Component data from apps and pages:

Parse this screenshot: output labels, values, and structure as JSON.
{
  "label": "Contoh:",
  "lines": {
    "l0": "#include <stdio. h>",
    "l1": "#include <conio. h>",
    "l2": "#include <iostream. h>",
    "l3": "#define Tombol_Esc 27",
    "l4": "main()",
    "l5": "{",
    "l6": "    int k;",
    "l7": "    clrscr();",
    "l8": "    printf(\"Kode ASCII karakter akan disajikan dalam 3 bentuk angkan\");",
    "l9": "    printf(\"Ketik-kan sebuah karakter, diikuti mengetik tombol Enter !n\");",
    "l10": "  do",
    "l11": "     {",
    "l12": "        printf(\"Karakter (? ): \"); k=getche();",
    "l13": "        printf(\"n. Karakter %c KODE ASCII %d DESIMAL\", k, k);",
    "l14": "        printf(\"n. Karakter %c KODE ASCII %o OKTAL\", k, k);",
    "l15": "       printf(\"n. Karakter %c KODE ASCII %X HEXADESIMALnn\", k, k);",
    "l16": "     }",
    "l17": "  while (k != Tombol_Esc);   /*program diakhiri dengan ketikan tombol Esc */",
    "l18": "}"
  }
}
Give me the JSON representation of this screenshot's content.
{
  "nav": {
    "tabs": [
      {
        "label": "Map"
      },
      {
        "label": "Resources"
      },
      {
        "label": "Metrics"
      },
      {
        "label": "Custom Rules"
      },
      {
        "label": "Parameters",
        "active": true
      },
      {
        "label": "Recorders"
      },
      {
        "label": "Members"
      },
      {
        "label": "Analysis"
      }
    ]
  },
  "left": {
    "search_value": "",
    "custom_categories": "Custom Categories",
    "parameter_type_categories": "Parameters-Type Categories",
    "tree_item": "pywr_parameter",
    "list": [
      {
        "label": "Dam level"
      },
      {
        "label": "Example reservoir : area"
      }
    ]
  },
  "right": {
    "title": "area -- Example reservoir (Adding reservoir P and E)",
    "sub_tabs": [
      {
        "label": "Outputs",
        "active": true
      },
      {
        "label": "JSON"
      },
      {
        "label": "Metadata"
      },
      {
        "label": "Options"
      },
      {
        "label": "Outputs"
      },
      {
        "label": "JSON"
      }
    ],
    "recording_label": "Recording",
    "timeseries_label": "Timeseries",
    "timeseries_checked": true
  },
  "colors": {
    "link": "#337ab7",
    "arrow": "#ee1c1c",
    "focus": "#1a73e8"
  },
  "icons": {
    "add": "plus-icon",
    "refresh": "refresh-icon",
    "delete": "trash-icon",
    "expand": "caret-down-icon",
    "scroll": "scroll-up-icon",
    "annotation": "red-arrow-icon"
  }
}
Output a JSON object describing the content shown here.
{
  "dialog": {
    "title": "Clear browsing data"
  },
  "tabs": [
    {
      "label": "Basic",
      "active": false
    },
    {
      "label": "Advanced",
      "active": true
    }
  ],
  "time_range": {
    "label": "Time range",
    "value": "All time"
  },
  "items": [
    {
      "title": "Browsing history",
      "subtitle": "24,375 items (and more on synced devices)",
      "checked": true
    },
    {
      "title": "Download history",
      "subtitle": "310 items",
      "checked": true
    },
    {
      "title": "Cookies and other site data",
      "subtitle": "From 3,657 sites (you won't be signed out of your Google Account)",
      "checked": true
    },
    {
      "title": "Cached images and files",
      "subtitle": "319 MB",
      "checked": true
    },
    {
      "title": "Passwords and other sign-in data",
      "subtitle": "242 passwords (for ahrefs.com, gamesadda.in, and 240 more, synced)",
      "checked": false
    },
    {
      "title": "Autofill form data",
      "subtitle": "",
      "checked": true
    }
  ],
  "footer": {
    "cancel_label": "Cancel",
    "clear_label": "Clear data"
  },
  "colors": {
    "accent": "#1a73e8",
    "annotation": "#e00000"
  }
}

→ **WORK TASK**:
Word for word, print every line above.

→ **OUTPUT FOR THIS EXERCISE**:
Parse this screenshot: output labels, values, and structure as JSON.
{
  "label": "Contoh:",
  "lines": {
    "l0": "#include <stdio. h>",
    "l1": "#include <conio. h>",
    "l2": "#include <iostream. h>",
    "l3": "#define Tombol_Esc 27",
    "l4": "main()",
    "l5": "{",
    "l6": "    int k;",
    "l7": "    clrscr();",
    "l8": "    printf(\"Kode ASCII karakter akan disajikan dalam 3 bentuk angkan\");",
    "l9": "    printf(\"Ketik-kan sebuah karakter, diikuti mengetik tombol Enter !n\");",
    "l10": "  do",
    "l11": "     {",
    "l12": "        printf(\"Karakter (? ): \"); k=getche();",
    "l13": "        printf(\"n. Karakter %c KODE ASCII %d DESIMAL\", k, k);",
    "l14": "        printf(\"n. Karakter %c KODE ASCII %o OKTAL\", k, k);",
    "l15": "       printf(\"n. Karakter %c KODE ASCII %X HEXADESIMALnn\", k, k);",
    "l16": "     }",
    "l17": "  while (k != Tombol_Esc);   /*program diakhiri dengan ketikan tombol Esc */",
    "l18": "}"
  }
}
Give me the JSON representation of this screenshot's content.
{
  "nav": {
    "tabs": [
      {
        "label": "Map"
      },
      {
        "label": "Resources"
      },
      {
        "label": "Metrics"
      },
      {
        "label": "Custom Rules"
      },
      {
        "label": "Parameters",
        "active": true
      },
      {
        "label": "Recorders"
      },
      {
        "label": "Members"
      },
      {
        "label": "Analysis"
      }
    ]
  },
  "left": {
    "search_value": "",
    "custom_categories": "Custom Categories",
    "parameter_type_categories": "Parameters-Type Categories",
    "tree_item": "pywr_parameter",
    "list": [
      {
        "label": "Dam level"
      },
      {
        "label": "Example reservoir : area"
      }
    ]
  },
  "right": {
    "title": "area -- Example reservoir (Adding reservoir P and E)",
    "sub_tabs": [
      {
        "label": "Outputs",
        "active": true
      },
      {
        "label": "JSON"
      },
      {
        "label": "Metadata"
      },
      {
        "label": "Options"
      },
      {
        "label": "Outputs"
      },
      {
        "label": "JSON"
      }
    ],
    "recording_label": "Recording",
    "timeseries_label": "Timeseries",
    "timeseries_checked": true
  },
  "colors": {
    "link": "#337ab7",
    "arrow": "#ee1c1c",
    "focus": "#1a73e8"
  },
  "icons": {
    "add": "plus-icon",
    "refresh": "refresh-icon",
    "delete": "trash-icon",
    "expand": "caret-down-icon",
    "scroll": "scroll-up-icon",
    "annotation": "red-arrow-icon"
  }
}
Output a JSON object describing the content shown here.
{
  "dialog": {
    "title": "Clear browsing data"
  },
  "tabs": [
    {
      "label": "Basic",
      "active": false
    },
    {
      "label": "Advanced",
      "active": true
    }
  ],
  "time_range": {
    "label": "Time range",
    "value": "All time"
  },
  "items": [
    {
      "title": "Browsing history",
      "subtitle": "24,375 items (and more on synced devices)",
      "checked": true
    },
    {
      "title": "Download history",
      "subtitle": "310 items",
      "checked": true
    },
    {
      "title": "Cookies and other site data",
      "subtitle": "From 3,657 sites (you won't be signed out of your Google Account)",
      "checked": true
    },
    {
      "title": "Cached images and files",
      "subtitle": "319 MB",
      "checked": true
    },
    {
      "title": "Passwords and other sign-in data",
      "subtitle": "242 passwords (for ahrefs.com, gamesadda.in, and 240 more, synced)",
      "checked": false
    },
    {
      "title": "Autofill form data",
      "subtitle": "",
      "checked": true
    }
  ],
  "footer": {
    "cancel_label": "Cancel",
    "clear_label": "Clear data"
  },
  "colors": {
    "accent": "#1a73e8",
    "annotation": "#e00000"
  }
}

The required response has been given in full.